Wild bird farmers and keepers of birds have been encouraged to prepare for the winter threat of Avian Influenza
March 27 Nov 2018
Chief Veterinary Officers across the UK encourage all poultry keepers to act at present to reduce the risk of winter disease
Since June 2017, there have been no defects of bird flu in poultry or birds kept in the UK and the UK has retained its OIE liberty status since September 2017.
There are some simple measures that every bird keeper, who runs a large commercial farm, keeps a few birds in their back garden or raises game birds, takes them to protect their animals against the threat of bird flu during the winter months. These include:
- Keep the area where birds live clean and tidy, control rats and mice and regularly disinfect any hard surfaces. Clean shoes before and after visits.
- Place bird food and fish in fully enclosed areas protected from wild birds, and remove any feeding after regular loss.
- Place a fence around outdoor areas where birds are allowed and limit their access to ponds or areas visited by wildfowl.
- Where possible avoid avoiding ducks and geese with other poultry species.
- For poultry keepers in England, Wales and Scotland, join the free APHA service to receive text or email alerts to any UK avian influenza. In Northern Ireland, all bird keepers are encouraged to subscribe to a free text warning service by writing BIRDS & # 39; i 67300.

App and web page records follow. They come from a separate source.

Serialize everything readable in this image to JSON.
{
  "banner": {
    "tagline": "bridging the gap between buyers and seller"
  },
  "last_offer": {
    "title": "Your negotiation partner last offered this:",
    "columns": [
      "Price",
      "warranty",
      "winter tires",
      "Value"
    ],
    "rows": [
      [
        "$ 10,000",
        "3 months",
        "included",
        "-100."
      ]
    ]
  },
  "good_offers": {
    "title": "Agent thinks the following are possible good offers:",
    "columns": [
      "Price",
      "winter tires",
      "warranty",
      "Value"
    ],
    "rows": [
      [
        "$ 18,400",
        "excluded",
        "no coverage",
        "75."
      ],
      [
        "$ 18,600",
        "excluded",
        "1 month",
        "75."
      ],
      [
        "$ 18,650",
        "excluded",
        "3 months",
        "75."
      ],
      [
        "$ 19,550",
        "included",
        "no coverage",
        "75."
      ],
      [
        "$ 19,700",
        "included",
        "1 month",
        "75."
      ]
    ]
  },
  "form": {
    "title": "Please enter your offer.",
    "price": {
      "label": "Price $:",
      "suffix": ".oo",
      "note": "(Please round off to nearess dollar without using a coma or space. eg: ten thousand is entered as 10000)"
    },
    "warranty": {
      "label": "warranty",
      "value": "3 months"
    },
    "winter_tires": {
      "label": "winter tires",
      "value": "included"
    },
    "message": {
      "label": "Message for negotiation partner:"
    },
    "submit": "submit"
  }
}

These measures are particularly important if you are close to one of the Great Britain High Risk Areas. You can check if you are in an Advanced Risk Area using our interactive maps.

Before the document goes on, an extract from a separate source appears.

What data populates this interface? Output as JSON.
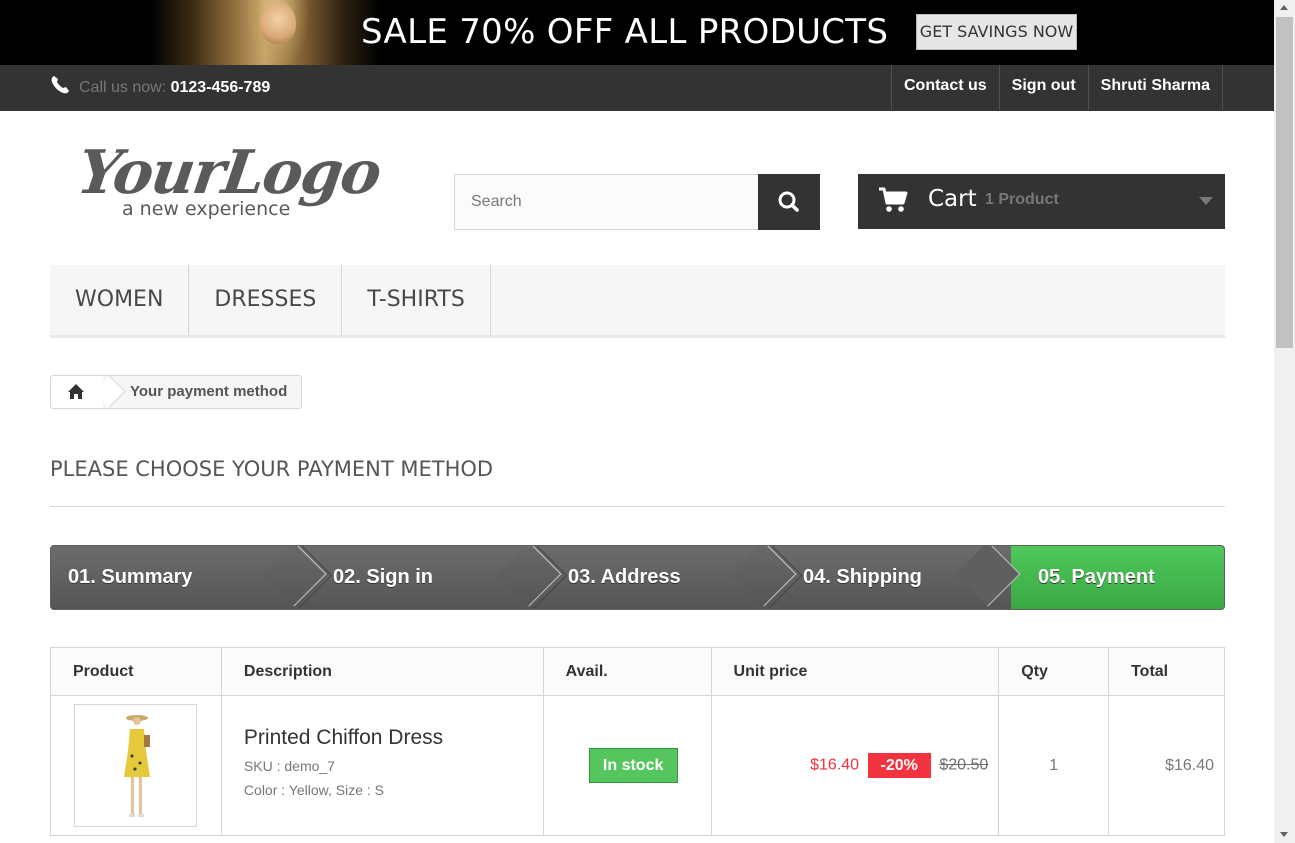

A joint statement by each of the four Chief Veterinary Officer in the UK today said:
"Avian flu continues to circulate in many parts of the world and, with the cooler months, the risk of diseases of migrant birds is increasing. It is essential that all poultry keeper, including birds game and pet birds, now operate to reduce the risk of transferring avian flu to herds.
"Good biosecurity should always be maintained, including cleaning and disinfection and the area where you regularly keep birds and separate them from wild birds wherever possible.
"Keepers should also ensure that they register on the Great Britain Poultry Register and we are pleased that new forms are now in place to streamline this process. Keepers in Northern Ireland must register their birds on the DAERA Bird Register. now be completed and to submit online. "
All bird Rangers throughout Britain should also register their seeds on the Great Britain Poultry Register (GBPR). If you have 50 or more birds, this is a legal requirement, although keepers with fewer than 50 birds are also encouraged to register. Newer streamlined and easy-to-use forms will accelerate the process this year.
In Northern Ireland, there is a legal requirement for all bird keepers to register each bird on the DAERA Bird Register, except for pet birds kept at the owner's home.
Registration of birds means that the government can contact you in the case of cases and provide information on the steps taken to limit the chances of your birds receiving the disease.
Last winter, HPAI HPAI stress from bird flu was only found in wild birds and there were no cases of domestic birds, either in commercial or small holdings. Although there have been no findings in the UK since June 2018, the virus continues to circulate in wild birds in North Europe (including Denmark and Germany) and has caused cases in poultry. In addition, the HPAN H5N8 virus continues to circulate in Eastern Europe, highlighting the need to keep it vigilant.
The Government continues to monitor bird flu deficiency and works with poultry bird and game industries; re-occupation of old and pure and traditional poultry breeds to help prevent attacks.
You can visit the Avian Influenza page by clicking here.